Exercise aim :: Lines containing the word "Management" in the data below: say how many, with no other text.

Provided records ::
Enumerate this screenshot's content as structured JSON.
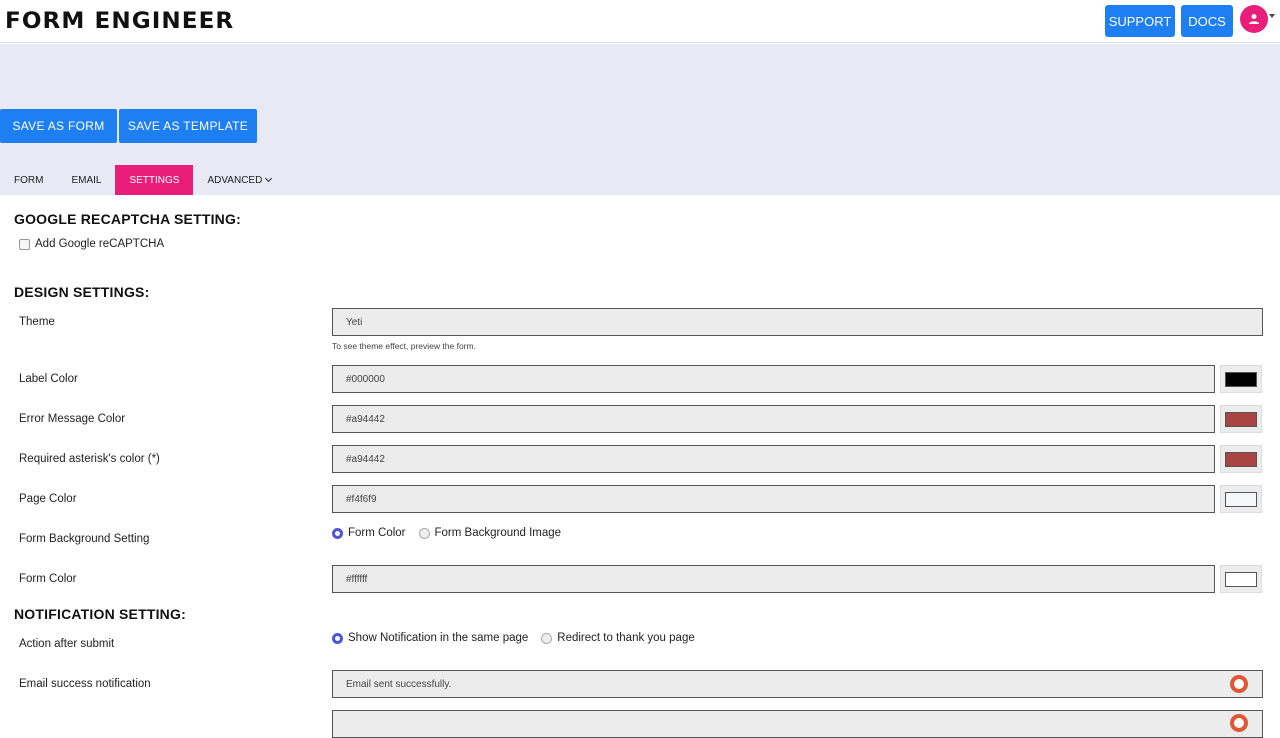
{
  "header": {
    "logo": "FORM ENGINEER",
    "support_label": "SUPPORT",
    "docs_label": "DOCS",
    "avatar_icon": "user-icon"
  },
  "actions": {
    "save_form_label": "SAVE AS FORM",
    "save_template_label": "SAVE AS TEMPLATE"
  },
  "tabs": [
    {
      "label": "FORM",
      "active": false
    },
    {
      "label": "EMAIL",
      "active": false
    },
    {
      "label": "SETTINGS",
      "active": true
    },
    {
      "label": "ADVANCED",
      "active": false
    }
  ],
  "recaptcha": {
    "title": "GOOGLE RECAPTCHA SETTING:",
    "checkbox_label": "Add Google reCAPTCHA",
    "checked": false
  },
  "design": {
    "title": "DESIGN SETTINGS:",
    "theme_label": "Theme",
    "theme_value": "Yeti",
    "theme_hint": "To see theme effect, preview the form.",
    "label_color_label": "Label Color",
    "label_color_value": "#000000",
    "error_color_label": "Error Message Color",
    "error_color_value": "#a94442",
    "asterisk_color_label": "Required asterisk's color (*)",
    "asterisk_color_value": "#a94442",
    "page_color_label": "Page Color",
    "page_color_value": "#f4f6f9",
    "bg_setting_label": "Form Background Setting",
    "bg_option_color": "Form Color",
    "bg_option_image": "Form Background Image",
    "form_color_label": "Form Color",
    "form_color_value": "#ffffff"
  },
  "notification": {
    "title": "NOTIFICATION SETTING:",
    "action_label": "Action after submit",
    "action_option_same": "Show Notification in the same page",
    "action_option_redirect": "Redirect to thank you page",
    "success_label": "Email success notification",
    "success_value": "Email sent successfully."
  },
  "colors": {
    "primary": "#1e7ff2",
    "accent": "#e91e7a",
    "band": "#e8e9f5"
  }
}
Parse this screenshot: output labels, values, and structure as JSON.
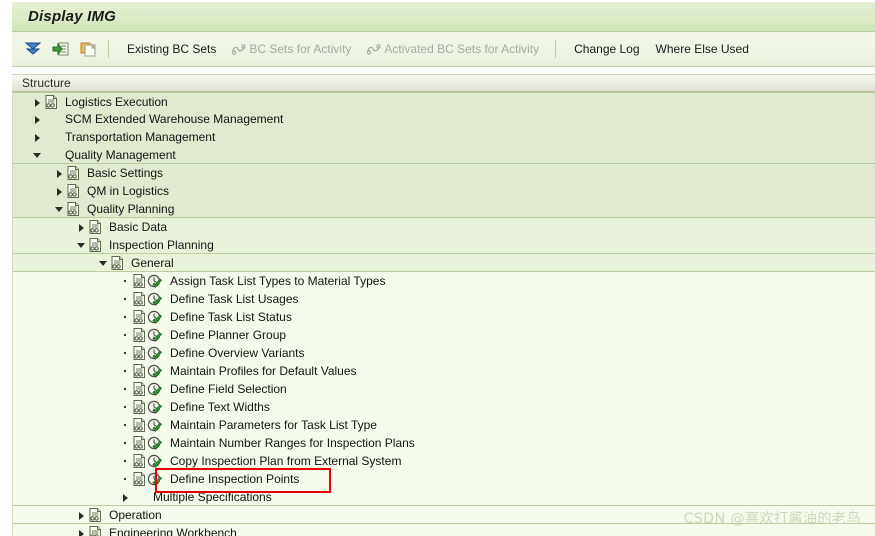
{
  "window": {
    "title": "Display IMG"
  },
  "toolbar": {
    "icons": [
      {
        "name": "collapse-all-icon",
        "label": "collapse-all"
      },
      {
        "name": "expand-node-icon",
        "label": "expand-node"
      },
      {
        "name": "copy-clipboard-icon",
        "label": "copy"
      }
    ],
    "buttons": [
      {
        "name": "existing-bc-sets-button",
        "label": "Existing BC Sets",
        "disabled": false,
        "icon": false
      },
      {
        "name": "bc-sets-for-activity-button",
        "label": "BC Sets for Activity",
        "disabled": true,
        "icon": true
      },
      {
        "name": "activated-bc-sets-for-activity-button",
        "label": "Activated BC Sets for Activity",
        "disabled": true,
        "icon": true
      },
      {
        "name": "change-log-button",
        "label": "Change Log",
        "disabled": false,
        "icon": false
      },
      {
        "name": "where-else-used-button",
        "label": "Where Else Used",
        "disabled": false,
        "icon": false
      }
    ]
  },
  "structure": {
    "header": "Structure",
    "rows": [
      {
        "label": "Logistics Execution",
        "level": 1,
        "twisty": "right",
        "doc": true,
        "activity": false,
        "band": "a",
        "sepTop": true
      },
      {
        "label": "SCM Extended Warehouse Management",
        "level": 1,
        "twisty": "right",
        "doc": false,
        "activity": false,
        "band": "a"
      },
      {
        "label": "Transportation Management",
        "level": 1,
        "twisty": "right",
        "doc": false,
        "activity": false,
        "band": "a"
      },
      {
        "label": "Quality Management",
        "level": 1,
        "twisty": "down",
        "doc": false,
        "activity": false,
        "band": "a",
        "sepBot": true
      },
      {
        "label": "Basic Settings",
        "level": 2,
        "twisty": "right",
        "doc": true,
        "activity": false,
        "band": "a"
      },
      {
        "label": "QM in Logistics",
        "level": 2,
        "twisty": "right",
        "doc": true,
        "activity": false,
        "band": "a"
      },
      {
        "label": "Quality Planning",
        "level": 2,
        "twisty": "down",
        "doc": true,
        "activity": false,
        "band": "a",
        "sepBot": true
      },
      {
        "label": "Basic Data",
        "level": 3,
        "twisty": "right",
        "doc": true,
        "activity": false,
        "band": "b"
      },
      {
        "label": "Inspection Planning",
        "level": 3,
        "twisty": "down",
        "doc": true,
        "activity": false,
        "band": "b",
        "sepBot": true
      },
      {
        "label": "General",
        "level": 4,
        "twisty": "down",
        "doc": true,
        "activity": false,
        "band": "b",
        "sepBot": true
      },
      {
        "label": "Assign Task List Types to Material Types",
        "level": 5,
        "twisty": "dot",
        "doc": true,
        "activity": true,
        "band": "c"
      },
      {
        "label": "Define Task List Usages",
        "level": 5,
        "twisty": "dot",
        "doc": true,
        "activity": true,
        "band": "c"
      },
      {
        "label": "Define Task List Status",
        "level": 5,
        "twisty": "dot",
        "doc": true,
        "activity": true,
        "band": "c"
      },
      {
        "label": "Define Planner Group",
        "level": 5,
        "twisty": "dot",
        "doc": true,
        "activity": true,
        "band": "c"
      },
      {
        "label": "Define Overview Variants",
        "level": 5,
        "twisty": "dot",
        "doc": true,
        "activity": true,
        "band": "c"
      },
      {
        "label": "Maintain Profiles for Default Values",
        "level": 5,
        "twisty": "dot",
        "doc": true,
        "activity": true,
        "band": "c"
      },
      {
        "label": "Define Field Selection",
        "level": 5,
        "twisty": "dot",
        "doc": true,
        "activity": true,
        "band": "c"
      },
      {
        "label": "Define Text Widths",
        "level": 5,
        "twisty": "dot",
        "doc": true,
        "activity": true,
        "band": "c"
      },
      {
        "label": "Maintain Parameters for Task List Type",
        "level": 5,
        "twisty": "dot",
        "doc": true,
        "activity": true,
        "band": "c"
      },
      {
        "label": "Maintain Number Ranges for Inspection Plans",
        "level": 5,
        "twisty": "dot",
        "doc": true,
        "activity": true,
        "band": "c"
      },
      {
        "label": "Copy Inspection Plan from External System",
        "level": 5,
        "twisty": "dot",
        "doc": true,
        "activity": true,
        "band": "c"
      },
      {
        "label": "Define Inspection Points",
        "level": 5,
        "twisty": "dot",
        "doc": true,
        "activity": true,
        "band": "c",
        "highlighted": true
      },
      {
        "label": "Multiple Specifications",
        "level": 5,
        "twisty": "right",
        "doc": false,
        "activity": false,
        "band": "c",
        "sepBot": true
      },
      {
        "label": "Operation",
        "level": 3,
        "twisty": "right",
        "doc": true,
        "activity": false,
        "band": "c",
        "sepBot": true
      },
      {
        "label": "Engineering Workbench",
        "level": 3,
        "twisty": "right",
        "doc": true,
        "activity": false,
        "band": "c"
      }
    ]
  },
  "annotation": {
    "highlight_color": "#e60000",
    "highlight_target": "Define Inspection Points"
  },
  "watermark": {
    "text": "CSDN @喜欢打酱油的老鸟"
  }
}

Finished task :: 3